Copy all the records exactly; the complete set is the expected result.
[SOURCE DATA Boundary: Start]
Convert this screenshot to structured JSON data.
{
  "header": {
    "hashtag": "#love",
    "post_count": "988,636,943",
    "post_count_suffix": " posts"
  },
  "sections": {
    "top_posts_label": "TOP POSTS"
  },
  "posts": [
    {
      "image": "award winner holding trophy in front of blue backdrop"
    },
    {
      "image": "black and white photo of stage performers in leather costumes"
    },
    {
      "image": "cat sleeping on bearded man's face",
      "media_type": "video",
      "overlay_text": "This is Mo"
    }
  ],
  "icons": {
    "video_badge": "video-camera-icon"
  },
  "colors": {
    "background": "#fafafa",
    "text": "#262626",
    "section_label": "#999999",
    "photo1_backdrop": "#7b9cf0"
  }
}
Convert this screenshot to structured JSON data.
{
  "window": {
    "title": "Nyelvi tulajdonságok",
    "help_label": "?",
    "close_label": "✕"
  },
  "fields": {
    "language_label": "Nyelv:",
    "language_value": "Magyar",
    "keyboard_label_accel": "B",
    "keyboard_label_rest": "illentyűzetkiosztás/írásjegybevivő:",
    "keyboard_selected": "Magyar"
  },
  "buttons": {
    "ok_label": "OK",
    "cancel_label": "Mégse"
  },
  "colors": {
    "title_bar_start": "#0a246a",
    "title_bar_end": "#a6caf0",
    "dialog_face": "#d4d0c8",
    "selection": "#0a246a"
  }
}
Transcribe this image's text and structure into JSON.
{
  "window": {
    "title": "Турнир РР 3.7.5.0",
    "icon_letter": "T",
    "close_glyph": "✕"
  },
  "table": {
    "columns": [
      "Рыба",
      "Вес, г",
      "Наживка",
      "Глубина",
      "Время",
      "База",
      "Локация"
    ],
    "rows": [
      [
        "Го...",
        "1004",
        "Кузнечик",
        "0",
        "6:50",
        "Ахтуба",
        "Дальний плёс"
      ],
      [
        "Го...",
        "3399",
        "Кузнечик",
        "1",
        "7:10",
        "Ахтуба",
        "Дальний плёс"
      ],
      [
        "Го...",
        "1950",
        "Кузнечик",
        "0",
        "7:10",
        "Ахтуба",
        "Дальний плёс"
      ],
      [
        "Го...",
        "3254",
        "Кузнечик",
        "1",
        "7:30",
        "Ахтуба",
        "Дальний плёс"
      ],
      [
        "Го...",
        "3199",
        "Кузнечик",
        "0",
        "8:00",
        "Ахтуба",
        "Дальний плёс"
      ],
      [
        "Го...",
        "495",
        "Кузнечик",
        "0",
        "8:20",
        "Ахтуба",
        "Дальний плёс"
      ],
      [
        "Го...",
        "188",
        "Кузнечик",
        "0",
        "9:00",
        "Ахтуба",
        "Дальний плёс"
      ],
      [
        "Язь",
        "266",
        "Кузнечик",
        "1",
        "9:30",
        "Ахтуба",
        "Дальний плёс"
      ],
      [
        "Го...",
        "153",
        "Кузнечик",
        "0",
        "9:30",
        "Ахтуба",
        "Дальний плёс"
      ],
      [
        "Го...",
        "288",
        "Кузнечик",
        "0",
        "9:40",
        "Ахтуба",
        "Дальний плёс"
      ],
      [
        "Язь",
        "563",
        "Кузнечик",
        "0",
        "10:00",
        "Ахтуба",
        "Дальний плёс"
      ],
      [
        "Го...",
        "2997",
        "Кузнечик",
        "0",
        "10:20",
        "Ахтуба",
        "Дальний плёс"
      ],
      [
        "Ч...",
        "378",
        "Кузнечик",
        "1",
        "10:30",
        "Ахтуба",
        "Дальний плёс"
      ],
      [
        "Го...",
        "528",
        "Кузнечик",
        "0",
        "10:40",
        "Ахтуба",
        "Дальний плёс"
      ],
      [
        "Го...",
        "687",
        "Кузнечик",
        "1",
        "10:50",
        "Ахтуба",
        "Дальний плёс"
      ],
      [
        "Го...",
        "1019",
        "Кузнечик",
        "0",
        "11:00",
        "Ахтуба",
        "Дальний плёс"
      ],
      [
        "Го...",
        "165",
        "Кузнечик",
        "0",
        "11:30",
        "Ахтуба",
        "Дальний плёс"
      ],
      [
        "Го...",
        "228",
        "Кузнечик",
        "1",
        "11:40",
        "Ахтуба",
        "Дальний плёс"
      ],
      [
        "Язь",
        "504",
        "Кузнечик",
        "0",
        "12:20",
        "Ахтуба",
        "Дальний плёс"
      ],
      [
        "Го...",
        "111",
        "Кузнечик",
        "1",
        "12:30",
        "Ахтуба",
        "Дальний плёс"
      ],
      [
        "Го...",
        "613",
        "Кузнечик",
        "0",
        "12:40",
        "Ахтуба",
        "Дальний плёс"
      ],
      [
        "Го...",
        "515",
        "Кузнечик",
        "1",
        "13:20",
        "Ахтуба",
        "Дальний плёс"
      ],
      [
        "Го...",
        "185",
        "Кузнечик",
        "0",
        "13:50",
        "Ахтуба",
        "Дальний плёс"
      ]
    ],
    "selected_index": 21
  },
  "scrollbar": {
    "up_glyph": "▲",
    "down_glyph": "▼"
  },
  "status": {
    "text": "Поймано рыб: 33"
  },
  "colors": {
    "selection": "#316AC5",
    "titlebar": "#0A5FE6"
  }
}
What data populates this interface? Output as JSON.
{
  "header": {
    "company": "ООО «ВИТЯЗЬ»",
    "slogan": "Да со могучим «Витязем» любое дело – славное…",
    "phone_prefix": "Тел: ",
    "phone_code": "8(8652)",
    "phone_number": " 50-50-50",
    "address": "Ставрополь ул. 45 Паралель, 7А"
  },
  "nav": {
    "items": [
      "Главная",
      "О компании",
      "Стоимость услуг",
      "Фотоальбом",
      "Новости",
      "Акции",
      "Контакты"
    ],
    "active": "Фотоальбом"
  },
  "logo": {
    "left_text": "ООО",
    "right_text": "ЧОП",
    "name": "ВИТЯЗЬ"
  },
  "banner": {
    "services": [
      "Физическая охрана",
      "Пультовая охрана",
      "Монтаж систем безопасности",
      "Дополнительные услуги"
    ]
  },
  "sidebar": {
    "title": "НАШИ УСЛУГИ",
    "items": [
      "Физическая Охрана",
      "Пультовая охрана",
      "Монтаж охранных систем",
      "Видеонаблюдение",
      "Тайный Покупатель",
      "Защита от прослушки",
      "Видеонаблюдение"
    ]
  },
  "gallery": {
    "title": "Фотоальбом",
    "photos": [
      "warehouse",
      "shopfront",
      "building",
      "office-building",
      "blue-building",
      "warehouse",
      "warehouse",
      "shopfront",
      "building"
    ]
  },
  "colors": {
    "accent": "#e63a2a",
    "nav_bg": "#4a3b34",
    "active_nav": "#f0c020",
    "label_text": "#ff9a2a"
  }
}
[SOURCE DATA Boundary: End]
- TASK OUTPUT -
Convert this screenshot to structured JSON data.
{
  "header": {
    "hashtag": "#love",
    "post_count": "988,636,943",
    "post_count_suffix": " posts"
  },
  "sections": {
    "top_posts_label": "TOP POSTS"
  },
  "posts": [
    {
      "image": "award winner holding trophy in front of blue backdrop"
    },
    {
      "image": "black and white photo of stage performers in leather costumes"
    },
    {
      "image": "cat sleeping on bearded man's face",
      "media_type": "video",
      "overlay_text": "This is Mo"
    }
  ],
  "icons": {
    "video_badge": "video-camera-icon"
  },
  "colors": {
    "background": "#fafafa",
    "text": "#262626",
    "section_label": "#999999",
    "photo1_backdrop": "#7b9cf0"
  }
}
Convert this screenshot to structured JSON data.
{
  "window": {
    "title": "Nyelvi tulajdonságok",
    "help_label": "?",
    "close_label": "✕"
  },
  "fields": {
    "language_label": "Nyelv:",
    "language_value": "Magyar",
    "keyboard_label_accel": "B",
    "keyboard_label_rest": "illentyűzetkiosztás/írásjegybevivő:",
    "keyboard_selected": "Magyar"
  },
  "buttons": {
    "ok_label": "OK",
    "cancel_label": "Mégse"
  },
  "colors": {
    "title_bar_start": "#0a246a",
    "title_bar_end": "#a6caf0",
    "dialog_face": "#d4d0c8",
    "selection": "#0a246a"
  }
}
Transcribe this image's text and structure into JSON.
{
  "window": {
    "title": "Турнир РР 3.7.5.0",
    "icon_letter": "T",
    "close_glyph": "✕"
  },
  "table": {
    "columns": [
      "Рыба",
      "Вес, г",
      "Наживка",
      "Глубина",
      "Время",
      "База",
      "Локация"
    ],
    "rows": [
      [
        "Го...",
        "1004",
        "Кузнечик",
        "0",
        "6:50",
        "Ахтуба",
        "Дальний плёс"
      ],
      [
        "Го...",
        "3399",
        "Кузнечик",
        "1",
        "7:10",
        "Ахтуба",
        "Дальний плёс"
      ],
      [
        "Го...",
        "1950",
        "Кузнечик",
        "0",
        "7:10",
        "Ахтуба",
        "Дальний плёс"
      ],
      [
        "Го...",
        "3254",
        "Кузнечик",
        "1",
        "7:30",
        "Ахтуба",
        "Дальний плёс"
      ],
      [
        "Го...",
        "3199",
        "Кузнечик",
        "0",
        "8:00",
        "Ахтуба",
        "Дальний плёс"
      ],
      [
        "Го...",
        "495",
        "Кузнечик",
        "0",
        "8:20",
        "Ахтуба",
        "Дальний плёс"
      ],
      [
        "Го...",
        "188",
        "Кузнечик",
        "0",
        "9:00",
        "Ахтуба",
        "Дальний плёс"
      ],
      [
        "Язь",
        "266",
        "Кузнечик",
        "1",
        "9:30",
        "Ахтуба",
        "Дальний плёс"
      ],
      [
        "Го...",
        "153",
        "Кузнечик",
        "0",
        "9:30",
        "Ахтуба",
        "Дальний плёс"
      ],
      [
        "Го...",
        "288",
        "Кузнечик",
        "0",
        "9:40",
        "Ахтуба",
        "Дальний плёс"
      ],
      [
        "Язь",
        "563",
        "Кузнечик",
        "0",
        "10:00",
        "Ахтуба",
        "Дальний плёс"
      ],
      [
        "Го...",
        "2997",
        "Кузнечик",
        "0",
        "10:20",
        "Ахтуба",
        "Дальний плёс"
      ],
      [
        "Ч...",
        "378",
        "Кузнечик",
        "1",
        "10:30",
        "Ахтуба",
        "Дальний плёс"
      ],
      [
        "Го...",
        "528",
        "Кузнечик",
        "0",
        "10:40",
        "Ахтуба",
        "Дальний плёс"
      ],
      [
        "Го...",
        "687",
        "Кузнечик",
        "1",
        "10:50",
        "Ахтуба",
        "Дальний плёс"
      ],
      [
        "Го...",
        "1019",
        "Кузнечик",
        "0",
        "11:00",
        "Ахтуба",
        "Дальний плёс"
      ],
      [
        "Го...",
        "165",
        "Кузнечик",
        "0",
        "11:30",
        "Ахтуба",
        "Дальний плёс"
      ],
      [
        "Го...",
        "228",
        "Кузнечик",
        "1",
        "11:40",
        "Ахтуба",
        "Дальний плёс"
      ],
      [
        "Язь",
        "504",
        "Кузнечик",
        "0",
        "12:20",
        "Ахтуба",
        "Дальний плёс"
      ],
      [
        "Го...",
        "111",
        "Кузнечик",
        "1",
        "12:30",
        "Ахтуба",
        "Дальний плёс"
      ],
      [
        "Го...",
        "613",
        "Кузнечик",
        "0",
        "12:40",
        "Ахтуба",
        "Дальний плёс"
      ],
      [
        "Го...",
        "515",
        "Кузнечик",
        "1",
        "13:20",
        "Ахтуба",
        "Дальний плёс"
      ],
      [
        "Го...",
        "185",
        "Кузнечик",
        "0",
        "13:50",
        "Ахтуба",
        "Дальний плёс"
      ]
    ],
    "selected_index": 21
  },
  "scrollbar": {
    "up_glyph": "▲",
    "down_glyph": "▼"
  },
  "status": {
    "text": "Поймано рыб: 33"
  },
  "colors": {
    "selection": "#316AC5",
    "titlebar": "#0A5FE6"
  }
}
What data populates this interface? Output as JSON.
{
  "header": {
    "company": "ООО «ВИТЯЗЬ»",
    "slogan": "Да со могучим «Витязем» любое дело – славное…",
    "phone_prefix": "Тел: ",
    "phone_code": "8(8652)",
    "phone_number": " 50-50-50",
    "address": "Ставрополь ул. 45 Паралель, 7А"
  },
  "nav": {
    "items": [
      "Главная",
      "О компании",
      "Стоимость услуг",
      "Фотоальбом",
      "Новости",
      "Акции",
      "Контакты"
    ],
    "active": "Фотоальбом"
  },
  "logo": {
    "left_text": "ООО",
    "right_text": "ЧОП",
    "name": "ВИТЯЗЬ"
  },
  "banner": {
    "services": [
      "Физическая охрана",
      "Пультовая охрана",
      "Монтаж систем безопасности",
      "Дополнительные услуги"
    ]
  },
  "sidebar": {
    "title": "НАШИ УСЛУГИ",
    "items": [
      "Физическая Охрана",
      "Пультовая охрана",
      "Монтаж охранных систем",
      "Видеонаблюдение",
      "Тайный Покупатель",
      "Защита от прослушки",
      "Видеонаблюдение"
    ]
  },
  "gallery": {
    "title": "Фотоальбом",
    "photos": [
      "warehouse",
      "shopfront",
      "building",
      "office-building",
      "blue-building",
      "warehouse",
      "warehouse",
      "shopfront",
      "building"
    ]
  },
  "colors": {
    "accent": "#e63a2a",
    "nav_bg": "#4a3b34",
    "active_nav": "#f0c020",
    "label_text": "#ff9a2a"
  }
}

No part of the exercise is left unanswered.